Leveling the playing field for women and the underserved has been a foundational mission for MMU long before the HSI designation; MMU is one of the oldest women’s colleges in the country, and continues to be pioneers in providing access.

Another notable grant from the National Science Foundation for the includes five-year, $1 million scholarship funding to expand access to STEM careers for women and widen the talent pool of highly skilled scientists in the Milwaukee area. It is designed to increase retention and graduation rates of limited income, academically strong students within chemistry, biology and food science chemistry majors and is named after Dr. Jewel Plummer-Cobb, a notable African American cancer researcher.

More support means higher graduation rates

To make sure every student succeeds, deep support measures are in place at MMU to make sure nothing stands in the way of graduation and completion of their degrees. As diversity has increased so have programs and services to support student success. Over 30% of degree-seeking, Hispanic undergraduate students are Pell Grant eligible.

These federal Pell Grants are available for low-income students seeking financial assistance.
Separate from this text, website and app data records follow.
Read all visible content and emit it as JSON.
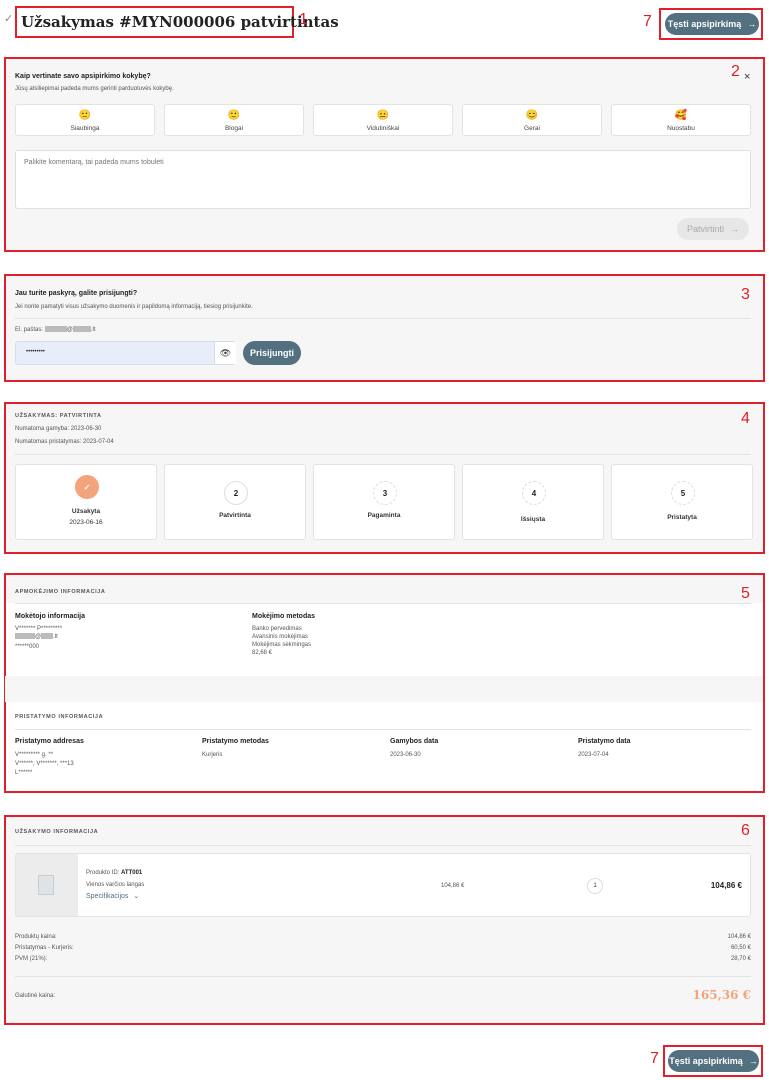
{
  "header": {
    "title": "Užsakymas #MYN000006 patvirtintas",
    "continue_label": "Tęsti apsipirkimą",
    "annotation_title": "1",
    "annotation_continue": "7"
  },
  "feedback": {
    "annotation": "2",
    "question": "Kaip vertinate savo apsipirkimo kokybę?",
    "subtitle": "Jūsų atsiliepimai padeda mums gerinti parduotuvės kokybę.",
    "ratings": [
      {
        "label": "Siaubinga",
        "emoji": "🙁"
      },
      {
        "label": "Blogai",
        "emoji": "🙂"
      },
      {
        "label": "Vidutiniškai",
        "emoji": "😐"
      },
      {
        "label": "Gerai",
        "emoji": "😊"
      },
      {
        "label": "Nuostabu",
        "emoji": "🥰"
      }
    ],
    "comment_placeholder": "Palikite komentarą, tai padeda mums tobulėti",
    "submit_label": "Patvirtinti"
  },
  "login": {
    "annotation": "3",
    "title": "Jau turite paskyrą, galite prisijungti?",
    "subtitle": "Jei norite pamatyti visus užsakymo duomenis ir papildomą informaciją, tiesiog prisijunkite.",
    "email_label": "El. paštas:",
    "email_at": "@",
    "email_tld": ".lt",
    "password_value": "•••••••••",
    "login_label": "Prisijungti"
  },
  "status": {
    "annotation": "4",
    "heading": "UŽSAKYMAS: PATVIRTINTA",
    "production_line": "Numatoma gamyba: 2023-06-30",
    "delivery_line": "Numatomas pristatymas: 2023-07-04",
    "steps": [
      {
        "num": "✓",
        "label": "Užsakyta",
        "date": "2023-06-16",
        "done": true
      },
      {
        "num": "2",
        "label": "Patvirtinta",
        "date": ""
      },
      {
        "num": "3",
        "label": "Pagaminta",
        "date": ""
      },
      {
        "num": "4",
        "label": "Išsiųsta",
        "date": ""
      },
      {
        "num": "5",
        "label": "Pristatyta",
        "date": ""
      }
    ]
  },
  "payment": {
    "annotation": "5",
    "heading": "APMOKĖJIMO INFORMACIJA",
    "payer_title": "Mokėtojo informacija",
    "payer_name": "V******* P*********",
    "payer_email_at": "@",
    "payer_email_tld": ".lt",
    "payer_phone": "******000",
    "method_title": "Mokėjimo metodas",
    "method_lines": [
      "Banko pervedimas",
      "Avansinis mokėjimas",
      "Mokėjimas sėkmingas",
      "82,68 €"
    ]
  },
  "delivery": {
    "heading": "PRISTATYMO INFORMACIJA",
    "address_title": "Pristatymo addresas",
    "address_lines": [
      "V********* g. **",
      "V******, V*******, ***13",
      "L******"
    ],
    "method_title": "Pristatymo metodas",
    "method_value": "Kurjeris",
    "production_title": "Gamybos data",
    "production_value": "2023-06-30",
    "delivery_title": "Pristatymo data",
    "delivery_value": "2023-07-04"
  },
  "order": {
    "annotation": "6",
    "heading": "UŽSAKYMO INFORMACIJA",
    "product_id_label": "Produkto ID:",
    "product_id": "ATT001",
    "product_name": "Vienos varčios langas",
    "spec_label": "Specifikacijos",
    "unit_price": "104,86 €",
    "quantity": "1",
    "line_total": "104,86 €",
    "summary": [
      {
        "label": "Produktų kaina:",
        "value": "104,86 €"
      },
      {
        "label": "Pristatymas - Kurjeris:",
        "value": "60,50 €"
      },
      {
        "label": "PVM (21%):",
        "value": "28,70 €"
      }
    ],
    "final_label": "Galutinė kaina:",
    "final_value": "165,36 €"
  },
  "footer": {
    "continue_label": "Tęsti apsipirkimą",
    "annotation": "7"
  },
  "colors": {
    "accent": "#52707f",
    "annotation": "#e0202a",
    "success": "#f3a47a"
  }
}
Unlike a loan, Pell Grants do not need to be repaid.

Several grant-funded programs are designed to attract and retain disadvantaged students and underrepresented minority populations:
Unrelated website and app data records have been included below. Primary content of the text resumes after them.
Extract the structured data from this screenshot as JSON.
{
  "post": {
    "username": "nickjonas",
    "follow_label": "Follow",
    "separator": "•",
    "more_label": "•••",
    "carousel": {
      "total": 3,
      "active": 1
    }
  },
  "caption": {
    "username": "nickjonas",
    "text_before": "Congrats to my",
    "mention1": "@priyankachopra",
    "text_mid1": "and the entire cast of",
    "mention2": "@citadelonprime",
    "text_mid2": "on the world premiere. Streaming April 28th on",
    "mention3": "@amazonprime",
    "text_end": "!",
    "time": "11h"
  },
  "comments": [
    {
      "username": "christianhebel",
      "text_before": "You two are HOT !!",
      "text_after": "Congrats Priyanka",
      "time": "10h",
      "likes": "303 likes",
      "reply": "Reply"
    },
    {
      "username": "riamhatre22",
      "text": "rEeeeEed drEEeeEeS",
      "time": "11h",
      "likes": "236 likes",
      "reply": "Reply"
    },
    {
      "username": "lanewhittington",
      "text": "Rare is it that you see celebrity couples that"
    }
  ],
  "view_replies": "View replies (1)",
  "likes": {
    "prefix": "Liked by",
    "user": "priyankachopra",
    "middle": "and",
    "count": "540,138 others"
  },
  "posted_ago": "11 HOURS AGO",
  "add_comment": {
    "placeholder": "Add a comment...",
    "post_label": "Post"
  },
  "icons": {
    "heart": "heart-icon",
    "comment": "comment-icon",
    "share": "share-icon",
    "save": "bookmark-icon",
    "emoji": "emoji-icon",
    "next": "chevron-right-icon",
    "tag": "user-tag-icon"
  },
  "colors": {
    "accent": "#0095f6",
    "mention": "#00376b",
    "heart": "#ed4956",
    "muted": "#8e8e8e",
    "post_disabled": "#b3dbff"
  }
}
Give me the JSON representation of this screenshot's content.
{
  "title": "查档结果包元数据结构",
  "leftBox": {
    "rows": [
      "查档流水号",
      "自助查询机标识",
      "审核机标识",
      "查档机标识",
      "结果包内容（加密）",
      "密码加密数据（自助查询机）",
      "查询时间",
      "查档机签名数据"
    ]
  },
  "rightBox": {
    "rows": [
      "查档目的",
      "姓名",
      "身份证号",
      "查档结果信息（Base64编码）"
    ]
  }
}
  • Grace Scholars – increases access to post-secondary education in communities where college might otherwise be out of reach. Each year, the program provides 30 incoming freshman with 85 percent tuition coverage for four years. Historically, approximately 50% of these students are Hispanic.
  • Promise Program – a federally funded TRIO Student Support Services program, also serving first-generation and low-income college students at the university in order to help them remain in good academic standing, persist in college, and graduate with a baccalaureate degree. In 2021, 44% were Hispanic.
  • Caroline Scholars - the Caroline Scholars Program is a four-year scholarship program for first-year, full-time undergraduate students with a passion for social justice.
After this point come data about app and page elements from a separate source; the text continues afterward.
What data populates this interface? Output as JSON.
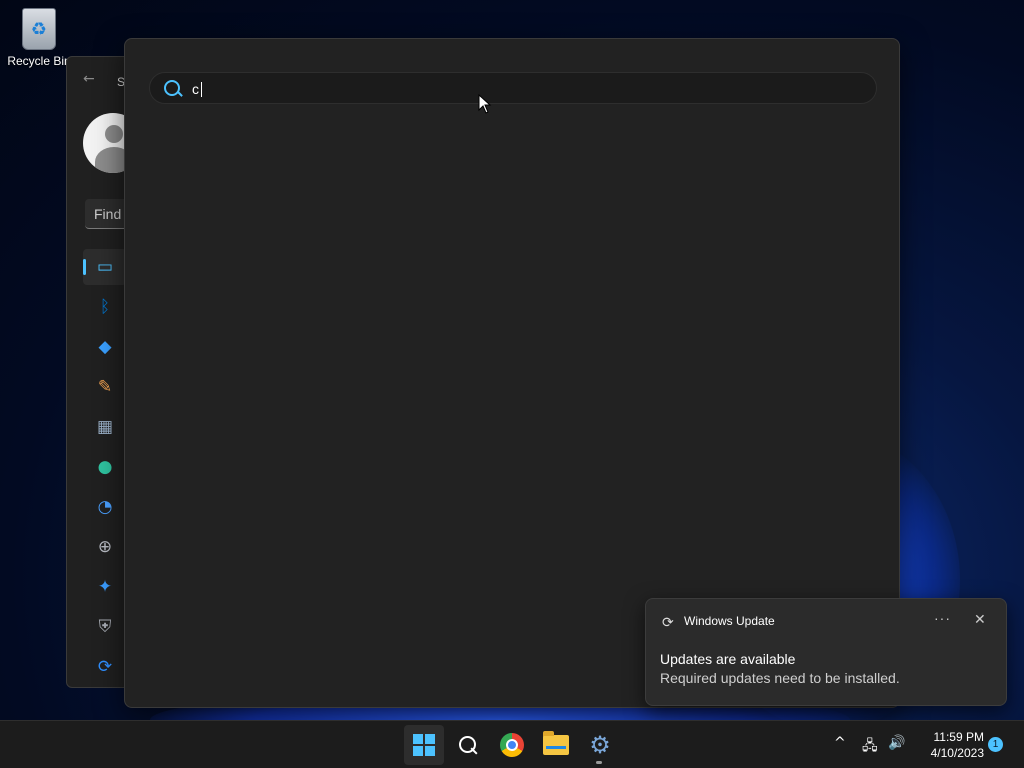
{
  "desktop": {
    "recycle_bin_label": "Recycle Bin"
  },
  "settings_window": {
    "title": "S",
    "search_placeholder": "Find",
    "nav_items": [
      {
        "name": "system",
        "icon": "monitor-icon",
        "glyph": "▭",
        "color": "#4cc2ff",
        "selected": true
      },
      {
        "name": "bluetooth",
        "icon": "bluetooth-icon",
        "glyph": "ᛒ",
        "color": "#0078d4",
        "selected": false
      },
      {
        "name": "network",
        "icon": "wifi-icon",
        "glyph": "◆",
        "color": "#3aa0ff",
        "selected": false
      },
      {
        "name": "personalization",
        "icon": "brush-icon",
        "glyph": "✎",
        "color": "#f0a050",
        "selected": false
      },
      {
        "name": "apps",
        "icon": "apps-icon",
        "glyph": "▦",
        "color": "#9ab0c8",
        "selected": false
      },
      {
        "name": "accounts",
        "icon": "person-icon",
        "glyph": "●",
        "color": "#2fc3a0",
        "selected": false
      },
      {
        "name": "time-language",
        "icon": "clock-globe-icon",
        "glyph": "◔",
        "color": "#4aa0ff",
        "selected": false
      },
      {
        "name": "gaming",
        "icon": "gamepad-icon",
        "glyph": "⊕",
        "color": "#b8bcc4",
        "selected": false
      },
      {
        "name": "accessibility",
        "icon": "accessibility-icon",
        "glyph": "✦",
        "color": "#3a9cff",
        "selected": false
      },
      {
        "name": "privacy-security",
        "icon": "shield-icon",
        "glyph": "⛨",
        "color": "#a8acb4",
        "selected": false
      },
      {
        "name": "windows-update",
        "icon": "update-icon",
        "glyph": "⟳",
        "color": "#2f8fff",
        "selected": false
      }
    ]
  },
  "search": {
    "query": "c",
    "icon": "search-icon"
  },
  "notification": {
    "app_name": "Windows Update",
    "app_icon": "sync-icon",
    "more_label": "···",
    "close_label": "✕",
    "title": "Updates are available",
    "body": "Required updates need to be installed."
  },
  "taskbar": {
    "apps": [
      {
        "name": "start",
        "icon": "windows-logo-icon",
        "active": true
      },
      {
        "name": "search",
        "icon": "search-icon",
        "active": false
      },
      {
        "name": "chrome",
        "icon": "chrome-icon",
        "active": false
      },
      {
        "name": "file-explorer",
        "icon": "folder-icon",
        "active": false
      },
      {
        "name": "settings",
        "icon": "gear-icon",
        "active": false,
        "running": true
      }
    ],
    "tray": {
      "chevron": "^",
      "network_icon": "network-icon",
      "volume_icon": "volume-icon"
    },
    "clock": {
      "time": "11:59 PM",
      "date": "4/10/2023"
    },
    "notification_count": "1"
  }
}
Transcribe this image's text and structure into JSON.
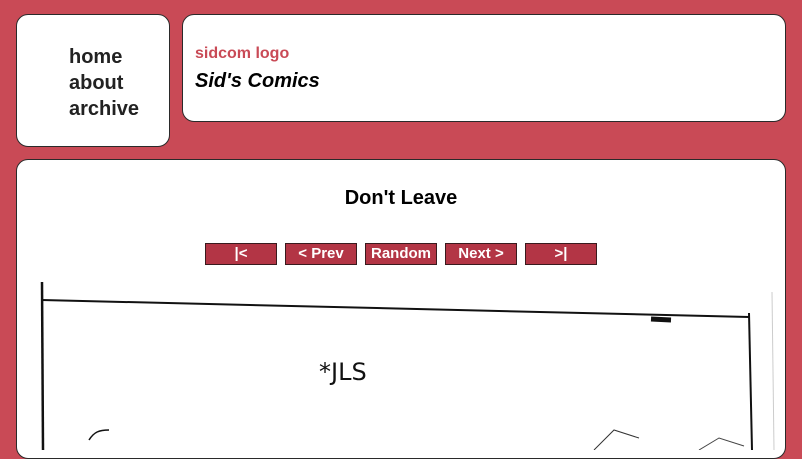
{
  "nav": {
    "items": [
      {
        "label": "home"
      },
      {
        "label": "about"
      },
      {
        "label": "archive"
      }
    ]
  },
  "header": {
    "logo_alt": "sidcom logo",
    "title": "Sid's Comics"
  },
  "comic": {
    "title": "Don't Leave",
    "nav": {
      "first": "|<",
      "prev": "< Prev",
      "random": "Random",
      "next": "Next >",
      "last": ">|"
    },
    "image": {
      "text": "*JLS"
    }
  },
  "colors": {
    "background": "#c94a56",
    "button": "#b33545",
    "logo_text": "#c94a56"
  }
}
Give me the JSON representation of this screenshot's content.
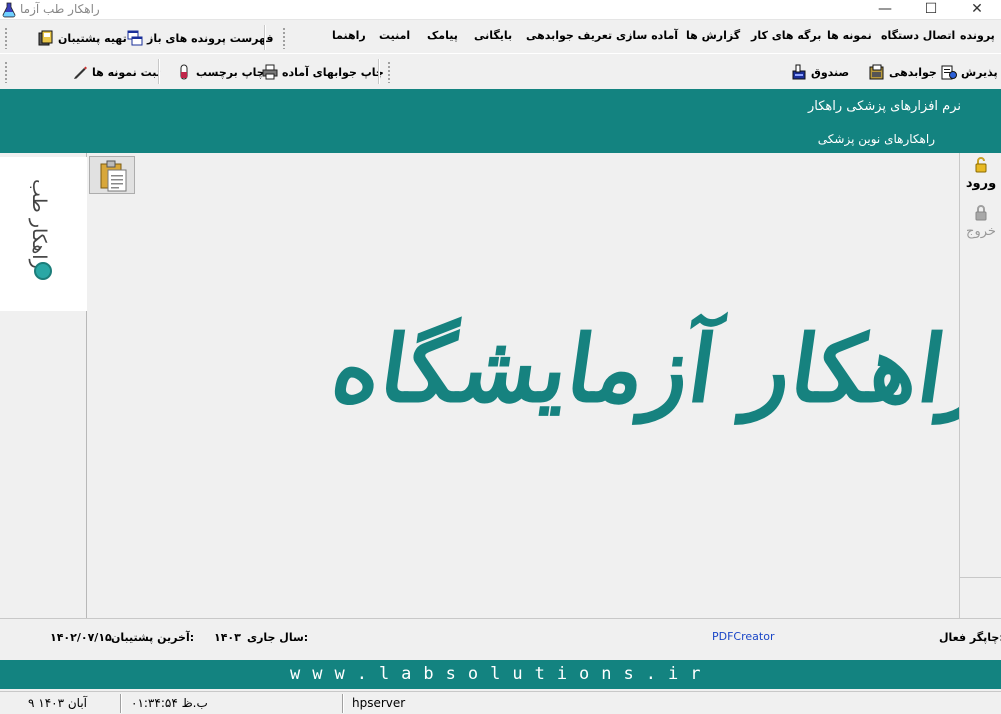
{
  "window": {
    "title": "راهکار طب آزما",
    "controls": {
      "minimize": "—",
      "maximize": "☐",
      "close": "✕"
    }
  },
  "menu": {
    "items": [
      "پرونده",
      "اتصال دستگاه",
      "نمونه ها",
      "برگه های کار",
      "گزارش ها",
      "آماده سازی",
      "تعریف جوابدهی",
      "بایگانی",
      "پیامک",
      "امنیت",
      "راهنما"
    ],
    "left_buttons": [
      {
        "label": "فهرست پرونده های باز",
        "icon": "window-list-icon"
      },
      {
        "label": "تهیه پشتیبان",
        "icon": "backup-icon"
      }
    ]
  },
  "toolbar": {
    "right_buttons": [
      {
        "label": "پذیرش",
        "icon": "reception-icon"
      },
      {
        "label": "جوابدهی",
        "icon": "results-icon"
      },
      {
        "label": "صندوق",
        "icon": "cashbox-icon"
      }
    ],
    "left_buttons": [
      {
        "label": "چاپ جوابهای آماده",
        "icon": "printer-icon"
      },
      {
        "label": "چاپ برچسب",
        "icon": "tube-label-icon"
      },
      {
        "label": "ثبت نمونه ها",
        "icon": "pen-icon"
      }
    ]
  },
  "header": {
    "line1": "نرم افزارهای پزشکی راهکار",
    "line2": "راهکارهای نوین پزشکی"
  },
  "side": {
    "login": "ورود",
    "logout": "خروج"
  },
  "logo": {
    "text": "راهکار طب"
  },
  "main": {
    "title": "راهکار آزمایشگاه"
  },
  "info": {
    "active_printer_label": "چاپگر فعال:",
    "active_printer_value": "PDFCreator",
    "current_year_label": "سال جاری:",
    "current_year_value": "۱۴۰۳",
    "last_backup_label": "آخرین پشتیبان:",
    "last_backup_value": "۱۴۰۲/۰۷/۱۵"
  },
  "footer": {
    "url": "www.labsolutions.ir"
  },
  "status": {
    "date": "۹ آبان ۱۴۰۳",
    "time": "۰۱:۳۴:۵۴ ب.ظ",
    "server": "hpserver"
  },
  "colors": {
    "teal": "#138380",
    "title_teal": "#16827f",
    "link": "#1a46c7"
  }
}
Groups and activities advance Hispanic achievement

The support for Hispanic students begins as soon as their first visit to the website, which offers abundant resources for Spanish-speaking families, as well as a staff of bilingual admissions counselors who lead tours and answer questions. It’s not unusual for Hispanic students to be the first in their families to attend college (in 2020, 46% of Hispanic students at MMU were first-generation students) and being welcoming and accessible to parents, guardians and students is an important goal.

As students progress through their program, there are clubs and organizations that give students the opportunity to explore and celebrate their heritage and history, at the same time making connections with leaders within the broader local Hispanic community.

One organization, Student Achieving Leadership through Spanish Activities (SALSA), holds events and fundraisers that promote understanding and showcase the culture of the Spanish-speaking world. Another group that meets regularly on campus, the campus chapter of the Hispanic Professionals of Greater Milwaukee (HPGM), provides networking and leadership opportunities with Milwaukee professionals. Both organizations are open to all students, regardless of ethnicity.

MMU places a strong emphasis on global learning, including programs in:

  • Global studies (major and minor)
  • Spanish (major and minor)
  • Spanish certificate for native and heritage speakers of Spanish

A number of exciting study abroad opportunities are available to Spanish-speaking countries including Costa Rica, Peru and Guatemala. Plus, generous financial aid and scholarship opportunities are available to help fund study abroad.


The goal of an HSI is to examine all facets of the community to make sure that everything aligns in way that welcomes and represents all students and their families.

If you’re ready to experience the unique culture of an HSI – regardless of your ethnicity – you can learn more about Mount Mary’s diverse and supportive environment today.